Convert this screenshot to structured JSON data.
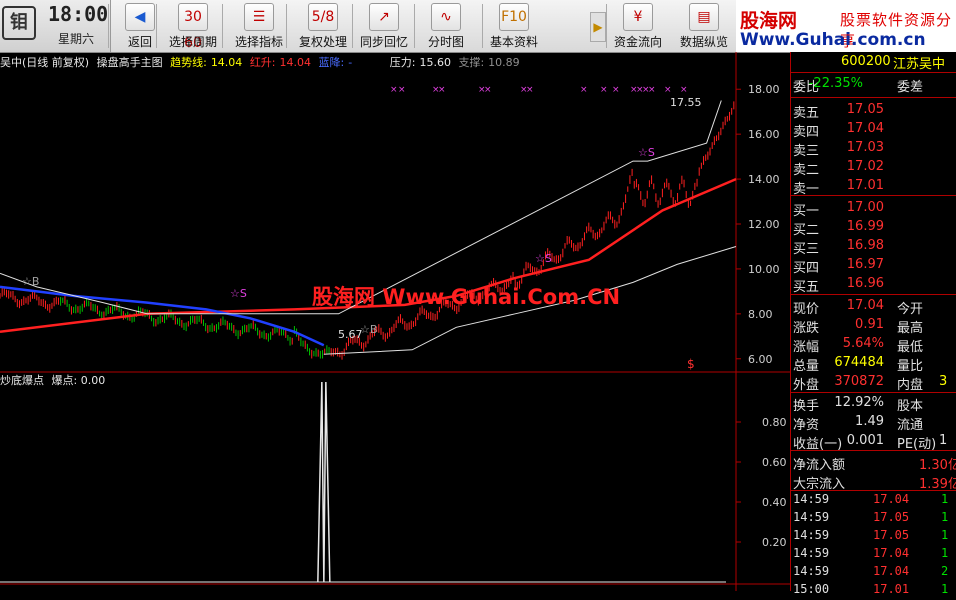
{
  "toolbar": {
    "clock_logo": "钼",
    "time": "18:00",
    "day": "星期六",
    "buttons": [
      {
        "label": "返回",
        "icon": "back-arrow-icon",
        "glyph": "◀"
      },
      {
        "label": "选择周期",
        "icon": "calendar-icon",
        "glyph": "30 60\n天"
      },
      {
        "label": "选择指标",
        "icon": "indicator-icon",
        "glyph": "☰"
      },
      {
        "label": "复权处理",
        "icon": "adjust-icon",
        "glyph": "5/8"
      },
      {
        "label": "同步回忆",
        "icon": "sync-chart-icon",
        "glyph": "↗"
      },
      {
        "label": "分时图",
        "icon": "intraday-icon",
        "glyph": "∿"
      },
      {
        "label": "基本资料",
        "icon": "f10-icon",
        "glyph": "F10"
      },
      {
        "label": "资金流向",
        "icon": "money-flow-icon",
        "glyph": "¥"
      },
      {
        "label": "数据纵览",
        "icon": "data-overview-icon",
        "glyph": "▤"
      }
    ]
  },
  "banner": {
    "title": "股海网",
    "slogan": "股票软件资源分享",
    "url": "Www.Guhai.com.cn"
  },
  "chart_header": {
    "name": "吴中(日线 前复权)",
    "indicator": "操盘高手主图",
    "trend_label": "趋势线:",
    "trend_value": "14.04",
    "red_label": "红升:",
    "red_value": "14.04",
    "blue_label": "蓝降:",
    "blue_value": "-",
    "press_label": "压力:",
    "press_value": "15.60",
    "support_label": "支撑:",
    "support_value": "10.89"
  },
  "watermark": "股海网 Www.Guhai.Com.CN",
  "annotations": {
    "high_price": "17.55",
    "low_price": "5.67",
    "signal_s": "☆S",
    "signal_b": "☆B",
    "dollar": "$"
  },
  "indicator_header": {
    "name": "炒底爆点",
    "label": "爆点:",
    "value": "0.00"
  },
  "chart_data": {
    "type": "line",
    "title": "",
    "main_axis": {
      "ticks": [
        "18.00",
        "16.00",
        "14.00",
        "12.00",
        "10.00",
        "8.00",
        "6.00"
      ],
      "ylim": [
        5.5,
        18.5
      ]
    },
    "sub_axis": {
      "ticks": [
        "0.80",
        "0.60",
        "0.40",
        "0.20"
      ],
      "ylim": [
        0,
        1
      ]
    },
    "series": [
      {
        "name": "趋势线",
        "color": "#ff2020",
        "x": [
          0,
          20,
          40,
          55,
          62,
          70,
          80,
          90,
          100
        ],
        "y": [
          7.2,
          8.0,
          8.2,
          8.4,
          8.8,
          9.6,
          10.4,
          12.6,
          14.0
        ]
      },
      {
        "name": "蓝降",
        "color": "#2040ff",
        "x": [
          0,
          10,
          20,
          28,
          34,
          40,
          44
        ],
        "y": [
          9.2,
          8.8,
          8.5,
          8.2,
          7.8,
          7.2,
          6.6
        ]
      },
      {
        "name": "压力",
        "color": "#e0e0e0",
        "x": [
          0,
          5,
          14,
          20,
          44,
          46,
          86,
          88,
          96,
          98
        ],
        "y": [
          9.8,
          9.2,
          8.5,
          8.0,
          8.0,
          8.0,
          14.8,
          14.8,
          15.6,
          17.5
        ]
      },
      {
        "name": "支撑",
        "color": "#e0e0e0",
        "x": [
          44,
          56,
          62,
          70,
          78,
          86,
          92,
          100
        ],
        "y": [
          6.2,
          6.4,
          7.4,
          8.0,
          8.6,
          9.4,
          10.2,
          11.0
        ]
      }
    ],
    "spike": {
      "x": 44,
      "value": 1.0
    }
  },
  "quote": {
    "code": "600200",
    "name": "江苏吴中",
    "ratio_label": "委比",
    "ratio_value": "-22.35%",
    "diff_label": "委差",
    "asks": [
      {
        "label": "卖五",
        "price": "17.05"
      },
      {
        "label": "卖四",
        "price": "17.04"
      },
      {
        "label": "卖三",
        "price": "17.03"
      },
      {
        "label": "卖二",
        "price": "17.02"
      },
      {
        "label": "卖一",
        "price": "17.01"
      }
    ],
    "bids": [
      {
        "label": "买一",
        "price": "17.00"
      },
      {
        "label": "买二",
        "price": "16.99"
      },
      {
        "label": "买三",
        "price": "16.98"
      },
      {
        "label": "买四",
        "price": "16.97"
      },
      {
        "label": "买五",
        "price": "16.96"
      }
    ],
    "stats": [
      {
        "a": "现价",
        "b": "17.04",
        "bc": "#ff3030",
        "c": "今开",
        "d": ""
      },
      {
        "a": "涨跌",
        "b": "0.91",
        "bc": "#ff3030",
        "c": "最高",
        "d": ""
      },
      {
        "a": "涨幅",
        "b": "5.64%",
        "bc": "#ff3030",
        "c": "最低",
        "d": ""
      },
      {
        "a": "总量",
        "b": "674484",
        "bc": "#ffff00",
        "c": "量比",
        "d": ""
      },
      {
        "a": "外盘",
        "b": "370872",
        "bc": "#ff3030",
        "c": "内盘",
        "d": "3"
      }
    ],
    "stats2": [
      {
        "a": "换手",
        "b": "12.92%",
        "bc": "#e0e0e0",
        "c": "股本",
        "d": ""
      },
      {
        "a": "净资",
        "b": "1.49",
        "bc": "#e0e0e0",
        "c": "流通",
        "d": ""
      },
      {
        "a": "收益(一)",
        "b": "0.001",
        "bc": "#e0e0e0",
        "c": "PE(动)",
        "d": "1"
      }
    ],
    "flows": [
      {
        "label": "净流入额",
        "value": "1.30亿"
      },
      {
        "label": "大宗流入",
        "value": "1.39亿"
      }
    ],
    "ticks": [
      {
        "t": "14:59",
        "p": "17.04",
        "v": "1"
      },
      {
        "t": "14:59",
        "p": "17.05",
        "v": "1"
      },
      {
        "t": "14:59",
        "p": "17.05",
        "v": "1"
      },
      {
        "t": "14:59",
        "p": "17.04",
        "v": "1"
      },
      {
        "t": "14:59",
        "p": "17.04",
        "v": "2"
      },
      {
        "t": "15:00",
        "p": "17.01",
        "v": "1"
      }
    ]
  }
}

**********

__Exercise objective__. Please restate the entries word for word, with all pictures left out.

__Exercise solution__.
Convert this screenshot to structured JSON data.
{
  "toolbar": {
    "clock_logo": "钼",
    "time": "18:00",
    "day": "星期六",
    "buttons": [
      {
        "label": "返回",
        "icon": "back-arrow-icon",
        "glyph": "◀"
      },
      {
        "label": "选择周期",
        "icon": "calendar-icon",
        "glyph": "30 60\n天"
      },
      {
        "label": "选择指标",
        "icon": "indicator-icon",
        "glyph": "☰"
      },
      {
        "label": "复权处理",
        "icon": "adjust-icon",
        "glyph": "5/8"
      },
      {
        "label": "同步回忆",
        "icon": "sync-chart-icon",
        "glyph": "↗"
      },
      {
        "label": "分时图",
        "icon": "intraday-icon",
        "glyph": "∿"
      },
      {
        "label": "基本资料",
        "icon": "f10-icon",
        "glyph": "F10"
      },
      {
        "label": "资金流向",
        "icon": "money-flow-icon",
        "glyph": "¥"
      },
      {
        "label": "数据纵览",
        "icon": "data-overview-icon",
        "glyph": "▤"
      }
    ]
  },
  "banner": {
    "title": "股海网",
    "slogan": "股票软件资源分享",
    "url": "Www.Guhai.com.cn"
  },
  "chart_header": {
    "name": "吴中(日线 前复权)",
    "indicator": "操盘高手主图",
    "trend_label": "趋势线:",
    "trend_value": "14.04",
    "red_label": "红升:",
    "red_value": "14.04",
    "blue_label": "蓝降:",
    "blue_value": "-",
    "press_label": "压力:",
    "press_value": "15.60",
    "support_label": "支撑:",
    "support_value": "10.89"
  },
  "watermark": "股海网 Www.Guhai.Com.CN",
  "annotations": {
    "high_price": "17.55",
    "low_price": "5.67",
    "signal_s": "☆S",
    "signal_b": "☆B",
    "dollar": "$"
  },
  "indicator_header": {
    "name": "炒底爆点",
    "label": "爆点:",
    "value": "0.00"
  },
  "chart_data": {
    "type": "line",
    "title": "",
    "main_axis": {
      "ticks": [
        "18.00",
        "16.00",
        "14.00",
        "12.00",
        "10.00",
        "8.00",
        "6.00"
      ],
      "ylim": [
        5.5,
        18.5
      ]
    },
    "sub_axis": {
      "ticks": [
        "0.80",
        "0.60",
        "0.40",
        "0.20"
      ],
      "ylim": [
        0,
        1
      ]
    },
    "series": [
      {
        "name": "趋势线",
        "color": "#ff2020",
        "x": [
          0,
          20,
          40,
          55,
          62,
          70,
          80,
          90,
          100
        ],
        "y": [
          7.2,
          8.0,
          8.2,
          8.4,
          8.8,
          9.6,
          10.4,
          12.6,
          14.0
        ]
      },
      {
        "name": "蓝降",
        "color": "#2040ff",
        "x": [
          0,
          10,
          20,
          28,
          34,
          40,
          44
        ],
        "y": [
          9.2,
          8.8,
          8.5,
          8.2,
          7.8,
          7.2,
          6.6
        ]
      },
      {
        "name": "压力",
        "color": "#e0e0e0",
        "x": [
          0,
          5,
          14,
          20,
          44,
          46,
          86,
          88,
          96,
          98
        ],
        "y": [
          9.8,
          9.2,
          8.5,
          8.0,
          8.0,
          8.0,
          14.8,
          14.8,
          15.6,
          17.5
        ]
      },
      {
        "name": "支撑",
        "color": "#e0e0e0",
        "x": [
          44,
          56,
          62,
          70,
          78,
          86,
          92,
          100
        ],
        "y": [
          6.2,
          6.4,
          7.4,
          8.0,
          8.6,
          9.4,
          10.2,
          11.0
        ]
      }
    ],
    "spike": {
      "x": 44,
      "value": 1.0
    }
  },
  "quote": {
    "code": "600200",
    "name": "江苏吴中",
    "ratio_label": "委比",
    "ratio_value": "-22.35%",
    "diff_label": "委差",
    "asks": [
      {
        "label": "卖五",
        "price": "17.05"
      },
      {
        "label": "卖四",
        "price": "17.04"
      },
      {
        "label": "卖三",
        "price": "17.03"
      },
      {
        "label": "卖二",
        "price": "17.02"
      },
      {
        "label": "卖一",
        "price": "17.01"
      }
    ],
    "bids": [
      {
        "label": "买一",
        "price": "17.00"
      },
      {
        "label": "买二",
        "price": "16.99"
      },
      {
        "label": "买三",
        "price": "16.98"
      },
      {
        "label": "买四",
        "price": "16.97"
      },
      {
        "label": "买五",
        "price": "16.96"
      }
    ],
    "stats": [
      {
        "a": "现价",
        "b": "17.04",
        "bc": "#ff3030",
        "c": "今开",
        "d": ""
      },
      {
        "a": "涨跌",
        "b": "0.91",
        "bc": "#ff3030",
        "c": "最高",
        "d": ""
      },
      {
        "a": "涨幅",
        "b": "5.64%",
        "bc": "#ff3030",
        "c": "最低",
        "d": ""
      },
      {
        "a": "总量",
        "b": "674484",
        "bc": "#ffff00",
        "c": "量比",
        "d": ""
      },
      {
        "a": "外盘",
        "b": "370872",
        "bc": "#ff3030",
        "c": "内盘",
        "d": "3"
      }
    ],
    "stats2": [
      {
        "a": "换手",
        "b": "12.92%",
        "bc": "#e0e0e0",
        "c": "股本",
        "d": ""
      },
      {
        "a": "净资",
        "b": "1.49",
        "bc": "#e0e0e0",
        "c": "流通",
        "d": ""
      },
      {
        "a": "收益(一)",
        "b": "0.001",
        "bc": "#e0e0e0",
        "c": "PE(动)",
        "d": "1"
      }
    ],
    "flows": [
      {
        "label": "净流入额",
        "value": "1.30亿"
      },
      {
        "label": "大宗流入",
        "value": "1.39亿"
      }
    ],
    "ticks": [
      {
        "t": "14:59",
        "p": "17.04",
        "v": "1"
      },
      {
        "t": "14:59",
        "p": "17.05",
        "v": "1"
      },
      {
        "t": "14:59",
        "p": "17.05",
        "v": "1"
      },
      {
        "t": "14:59",
        "p": "17.04",
        "v": "1"
      },
      {
        "t": "14:59",
        "p": "17.04",
        "v": "2"
      },
      {
        "t": "15:00",
        "p": "17.01",
        "v": "1"
      }
    ]
  }
}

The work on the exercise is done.